The Southern Ute Indian Tribe reservation could see as many as 770 additional coal-bed methane wells in the next two decades as operators seek to extract the last remnants of the gas from the prolific Fruitland Formation.The additional wells, which would be drilled mostly from existing pads, would require an increase in density, from 160-acre spacing to 80-acre spacing.
Tribal Chairman Matthew Box said new drilling would occur at a moderate pace, with the benefits of future drilling being weighed cautiously.
"It is not our intent to run up to the 770 right away, possibly over a period of 20 years," he said in a phone interview Thursday.
Under the existing spacing, the reservation would see as many as 370 new coal-bed methane wells and about 270 conventional gas wells in the same time period. Currently, there are about 1,300 wells on the reservation.
The infill plans were the subject of a Draft Programmatic Environmental Assessment by the U.S. Bureau of Land Management. The document was released this week; public comments are being accepted on it for 30 days.
The BLM, the Bureau of Indian Affairs and the tribe share responsibility for regulating drilling.
Though the previous standard well spacing for the Fruitland Formation had been 160 acres, in the past several years, operators have sought tighter spacing to avoid production declines.
Coal-bed methane production began in earnest here in the early 1990s and peaked in about 2003. A report commissioned last year by La Plata County forecast revenue from gas companies' operations here would fall by nearly half in a decade, even with the hundreds of new wells.
The Colorado Oil and Gas Conservation Commission has approved various infill requests on nontribal land, and La Plata County has more than a dozen agreements with operators to address the surface impacts of the increased density.
An infill agreement the county struck last year with BP, La Plata County's biggest natural-gas producer, contemplated as many as 250 additional wells, which must be drilled on existing pads whenever possible.
The tribe risks losing its gas through adjacent drillers' holes if it does not keep pace.

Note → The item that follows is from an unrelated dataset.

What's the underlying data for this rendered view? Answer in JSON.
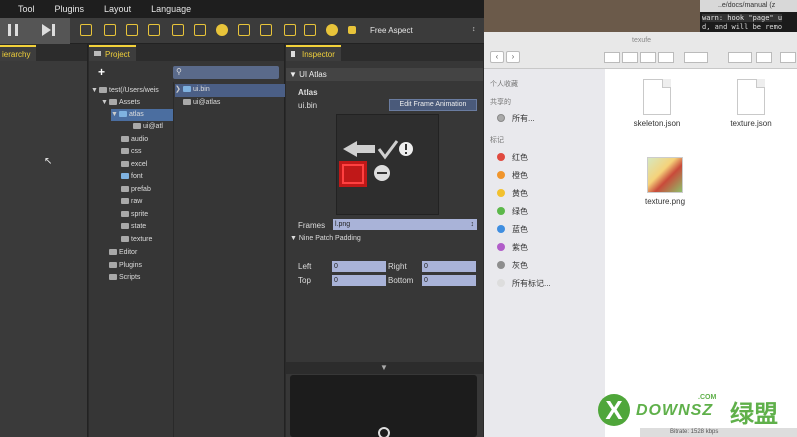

"Ultimately, the nontribal land would end up getting a disproportionate share of the resources," said Tom Shipps, whose firm Maynes, Bradford, Shipps & Sheftel serves as general counsel for the tribe.
He said this would happen slowly over decades if there is not "an equalization of the wells that can be drilled."
The land involved in the BLM analysis consists of the western and central portions of the reservation.
Richard Rymerson, BLM minerals chief at the San Juan Public Lands Center, said more wells serve for getting more gas but not for getting it faster.
"An operator wants to drill as few wells as possible to recover the resource. Obviously, the more wells you drill the more expensive it is," he said.
The Tribal Council has approved infill drilling with requirements to mitigate the impacts, and Box on Thursday said the leadership was in agreement with the findings of the environmental assessment.
The tribe has taken steps recently to tighten air-quality regulation on the reservation, and Shipps said stricter emissions controls would be required of new facilities. He said the council has expressed support for also requiring existing facilities to make conversions to meet more rigorous standards.
Box emphasized the importance of public input, particularly from the tribal membership, during the comment period.
"The tribe always does an extensive review," he said.
Rymerson said the final assessment would be issued around July.